Determining the order of DNA building blocks (nucleotides) in an individual’s genetic code, called DNA sequencing, has advanced the study of genetics and is one method used to test for genetic disorders.
New technologies that allow rapid sequencing of large amounts of DNA are being developed. The original sequencing technology, called Sanger sequencing (named after the scientist who developed it, Frederick Sanger), was a breakthrough that helped scientists determine the human genetic code, but it is time-consuming and expensive. The Sanger method has been automated to make it faster and is still used in laboratories today to sequence short pieces of DNA, but it would take years to sequence all of a person’s DNA (known as the person’s genome). Several technologies have been developed more recently, called next-generation sequencing (or next-gen sequencing), that have sped up the process (taking only days to weeks to sequence a human genome) while reducing the cost.
With next-generation sequencing, it is now feasible to sequence large amounts of DNA, for instance all the pieces of an individual’s DNA that provide instructions for making proteins. These pieces, called exons, are thought to make up 1 percent of a person’s genome. Together, all the exons in a genome are known as the exome, and the method of sequencing them is known as whole exome sequencing. This method allows variations in the protein-coding region of any gene to be identified, rather than a select few genes. Because most known mutations that cause disease occur in exons, whole exome sequencing is thought to be an efficient method to identify possible disease-causing mutations.
However, researchers have found that DNA variations outside the exons can affect gene activity and protein production and lead to genetic disorders–variations that whole exome sequencing would miss. Another method, called whole genome sequencing, determines the order of all the nucleotides in an individual’s DNA and can determine variations in any part of the genome.
While many more genetic changes can be identified with whole exome and whole genome sequencing than with select gene sequencing, the significance of much of this information is unknown. Because not all genetic changes affect health, it is difficult to know whether identified variants are involved in the condition of interest. Sometimes, an identified variant is associated with a different genetic disorder that has not yet been diagnosed (these are called incidental or secondary findings).

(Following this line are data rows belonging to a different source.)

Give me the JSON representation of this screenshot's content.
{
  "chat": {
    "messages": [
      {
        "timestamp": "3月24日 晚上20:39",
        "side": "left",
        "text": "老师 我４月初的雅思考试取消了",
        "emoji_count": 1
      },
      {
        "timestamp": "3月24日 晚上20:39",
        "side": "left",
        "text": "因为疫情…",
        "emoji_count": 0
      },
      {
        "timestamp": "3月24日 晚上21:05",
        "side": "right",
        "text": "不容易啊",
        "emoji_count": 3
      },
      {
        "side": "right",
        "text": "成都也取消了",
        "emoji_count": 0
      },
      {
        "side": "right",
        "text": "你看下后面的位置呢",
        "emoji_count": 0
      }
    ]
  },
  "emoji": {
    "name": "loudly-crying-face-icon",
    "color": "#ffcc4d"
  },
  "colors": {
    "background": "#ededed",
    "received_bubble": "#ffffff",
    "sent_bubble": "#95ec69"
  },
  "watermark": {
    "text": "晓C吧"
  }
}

In addition to being used in the clinic, whole exome and whole genome sequencing are valuable methods for researchers. Continued study of exome and genome sequences can help determine whether new genetic variations are associated with health conditions, which will aid disease diagnosis in the future.

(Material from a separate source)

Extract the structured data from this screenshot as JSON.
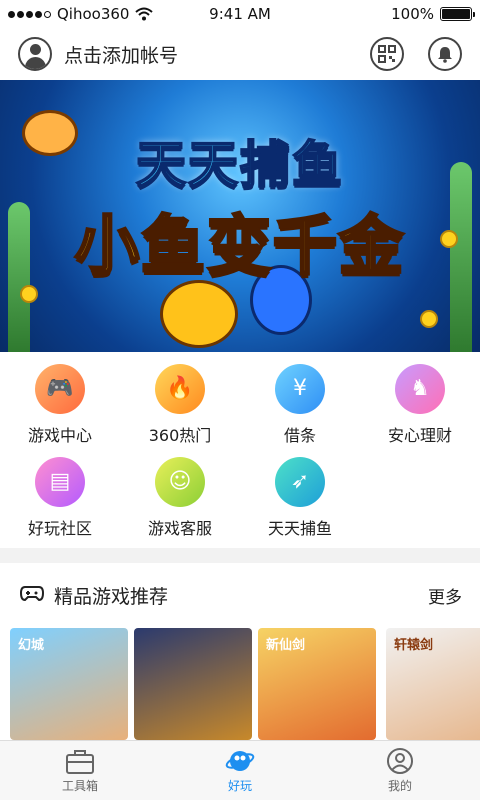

For more information about DNA sequencing technologies and their use:
Genetics Home Reference discusses whether all genetic changes affect health and development.
A scientist at the Genome Institute at the University of Washington describes the different sequencing
An illustration of the decline in the cost of DNA
The American College of Medical Genetics and Genomics (ACMG) has laid out their policies regarding whole exome and whole genome
The PHG Foundation (UK) provides an overview of whole genome
The Mount Sinai School of Medicine Genomics Core Facility describes the techniques used in whole exome
The Smithsonian National Museum of Natural History’s exhibit ‘Genome: Unlocking Life’s Code’ discusses the